  8. Update the coordinating system for tracking concessions and publish the registration of professionals to carry out the measurements.
  9. Develop programs to bring medium-sized miners closer to the financial sector.
  10. Increase the period of the exploration concessions.
  11. Limit collective agreements to between workers and private companies (Without the intervention of the authority).
  12. Strengthening public institutions that support mining (Sernageomin and Cochilco)
  13. Comply with the recommendations of the OECD regarding the governance of ENAMI.
  14. To create a network of schools with a focus on mining that focuses on certification of workers.
  15. Promote dialogue between companies and communities through institutional channels.
  16. Simplify permits and procedures for projects under evaluation.
  17. Improve the institutional framework of local governments.
  18. Encourage testing spaces for suppliers of innovation.
  19. Facilitate the use of sea water in mining.
  20. Review standards required for “high-altitude” work.
  21. Establish a standard for mobile cafeterias, and expedite the approval process by Regional Health Services.

 


Harris Gomez Group is a Common Law firm, with offices in Santiago, Bogotá, and Sydney.

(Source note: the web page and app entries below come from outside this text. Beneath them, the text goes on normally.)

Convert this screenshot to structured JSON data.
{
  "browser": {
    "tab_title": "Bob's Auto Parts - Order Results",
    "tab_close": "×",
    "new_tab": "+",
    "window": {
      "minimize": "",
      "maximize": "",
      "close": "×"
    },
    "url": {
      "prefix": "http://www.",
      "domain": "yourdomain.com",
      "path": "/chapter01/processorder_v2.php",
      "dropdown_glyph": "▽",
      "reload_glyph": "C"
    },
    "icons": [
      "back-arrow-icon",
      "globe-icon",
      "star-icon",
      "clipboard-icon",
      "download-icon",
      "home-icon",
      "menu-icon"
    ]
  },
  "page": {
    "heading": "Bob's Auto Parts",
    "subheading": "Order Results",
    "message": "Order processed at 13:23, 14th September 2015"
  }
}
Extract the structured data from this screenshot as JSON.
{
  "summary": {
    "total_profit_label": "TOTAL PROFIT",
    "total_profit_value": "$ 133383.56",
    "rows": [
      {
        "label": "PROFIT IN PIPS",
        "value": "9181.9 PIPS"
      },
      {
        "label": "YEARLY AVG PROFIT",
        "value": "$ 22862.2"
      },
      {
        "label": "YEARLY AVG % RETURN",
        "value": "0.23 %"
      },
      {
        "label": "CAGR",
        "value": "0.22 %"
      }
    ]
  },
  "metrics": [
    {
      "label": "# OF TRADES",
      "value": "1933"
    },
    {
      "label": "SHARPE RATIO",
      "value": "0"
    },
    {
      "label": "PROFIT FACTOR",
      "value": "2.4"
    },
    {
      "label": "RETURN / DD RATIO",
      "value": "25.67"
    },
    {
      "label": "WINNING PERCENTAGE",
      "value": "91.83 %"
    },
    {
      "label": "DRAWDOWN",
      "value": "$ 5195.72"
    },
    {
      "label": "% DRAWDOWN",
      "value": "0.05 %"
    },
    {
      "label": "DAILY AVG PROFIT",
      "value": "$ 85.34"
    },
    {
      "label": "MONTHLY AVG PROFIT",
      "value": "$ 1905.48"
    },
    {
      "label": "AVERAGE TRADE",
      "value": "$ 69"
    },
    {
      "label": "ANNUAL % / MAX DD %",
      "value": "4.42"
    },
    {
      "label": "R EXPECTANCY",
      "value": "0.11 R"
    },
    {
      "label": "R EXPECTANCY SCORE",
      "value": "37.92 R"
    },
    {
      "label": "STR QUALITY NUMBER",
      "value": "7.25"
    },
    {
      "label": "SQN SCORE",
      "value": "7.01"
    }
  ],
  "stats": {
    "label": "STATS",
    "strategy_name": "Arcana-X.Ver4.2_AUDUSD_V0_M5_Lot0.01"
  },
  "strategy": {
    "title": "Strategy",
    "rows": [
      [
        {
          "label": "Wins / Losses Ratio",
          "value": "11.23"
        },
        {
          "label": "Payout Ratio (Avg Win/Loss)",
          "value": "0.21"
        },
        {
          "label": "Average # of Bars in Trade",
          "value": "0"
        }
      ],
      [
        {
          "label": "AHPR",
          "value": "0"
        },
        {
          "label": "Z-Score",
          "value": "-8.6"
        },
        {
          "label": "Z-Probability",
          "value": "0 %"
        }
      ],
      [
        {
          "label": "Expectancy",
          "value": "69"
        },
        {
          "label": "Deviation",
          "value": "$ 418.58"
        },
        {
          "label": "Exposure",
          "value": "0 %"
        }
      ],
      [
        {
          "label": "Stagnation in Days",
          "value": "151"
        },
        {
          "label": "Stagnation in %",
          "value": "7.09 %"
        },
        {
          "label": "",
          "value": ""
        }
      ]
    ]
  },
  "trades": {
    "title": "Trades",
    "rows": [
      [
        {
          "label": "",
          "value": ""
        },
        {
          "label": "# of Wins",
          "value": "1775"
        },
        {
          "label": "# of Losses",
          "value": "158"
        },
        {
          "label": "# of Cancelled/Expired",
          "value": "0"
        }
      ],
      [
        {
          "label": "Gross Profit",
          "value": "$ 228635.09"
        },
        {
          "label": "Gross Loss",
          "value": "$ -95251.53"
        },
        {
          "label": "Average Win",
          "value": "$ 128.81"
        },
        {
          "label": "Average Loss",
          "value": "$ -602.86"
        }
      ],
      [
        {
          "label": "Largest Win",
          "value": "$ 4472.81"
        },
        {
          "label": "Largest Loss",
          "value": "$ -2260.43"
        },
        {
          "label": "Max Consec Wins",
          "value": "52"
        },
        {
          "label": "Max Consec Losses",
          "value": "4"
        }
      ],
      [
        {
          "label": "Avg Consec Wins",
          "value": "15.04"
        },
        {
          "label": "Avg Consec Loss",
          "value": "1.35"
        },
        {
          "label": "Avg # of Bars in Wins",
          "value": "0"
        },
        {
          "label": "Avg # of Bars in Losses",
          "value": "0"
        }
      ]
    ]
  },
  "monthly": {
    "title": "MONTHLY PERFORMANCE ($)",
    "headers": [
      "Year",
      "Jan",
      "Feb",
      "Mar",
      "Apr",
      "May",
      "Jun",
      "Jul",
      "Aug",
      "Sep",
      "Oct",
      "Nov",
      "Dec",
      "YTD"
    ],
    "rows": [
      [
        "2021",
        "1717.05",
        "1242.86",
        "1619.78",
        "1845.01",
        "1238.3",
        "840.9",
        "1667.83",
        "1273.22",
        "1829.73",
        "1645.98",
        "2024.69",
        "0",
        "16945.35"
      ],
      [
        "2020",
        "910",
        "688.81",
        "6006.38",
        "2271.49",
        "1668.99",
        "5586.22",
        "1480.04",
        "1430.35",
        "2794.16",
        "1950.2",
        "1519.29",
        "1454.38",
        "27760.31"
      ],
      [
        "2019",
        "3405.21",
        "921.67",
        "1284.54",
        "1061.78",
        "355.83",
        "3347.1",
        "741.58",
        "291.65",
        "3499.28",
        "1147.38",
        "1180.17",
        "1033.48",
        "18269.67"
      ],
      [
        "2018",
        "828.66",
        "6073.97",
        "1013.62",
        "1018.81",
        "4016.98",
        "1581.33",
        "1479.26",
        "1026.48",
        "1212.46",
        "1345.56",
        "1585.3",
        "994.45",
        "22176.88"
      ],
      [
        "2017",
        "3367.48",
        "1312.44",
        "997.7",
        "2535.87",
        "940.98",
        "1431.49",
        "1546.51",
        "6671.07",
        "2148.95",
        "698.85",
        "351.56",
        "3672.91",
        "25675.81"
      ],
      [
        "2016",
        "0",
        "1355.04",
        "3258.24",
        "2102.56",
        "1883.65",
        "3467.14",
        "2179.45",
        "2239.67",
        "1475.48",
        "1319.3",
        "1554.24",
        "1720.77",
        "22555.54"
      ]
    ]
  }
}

We also have legal teams in Mexico, Peru, Brazil, and Argentina. Over the last 16 years, we have been supporting foreign companies with their growth in Latin America. Many of our clients are technology companies, service providers and engineering companies that focus on the mining, energy and infrastructure markets.

To better understand how we can support your management team in the Region, please contact Cody Mcfarlane at cmm@hgomezgroup.com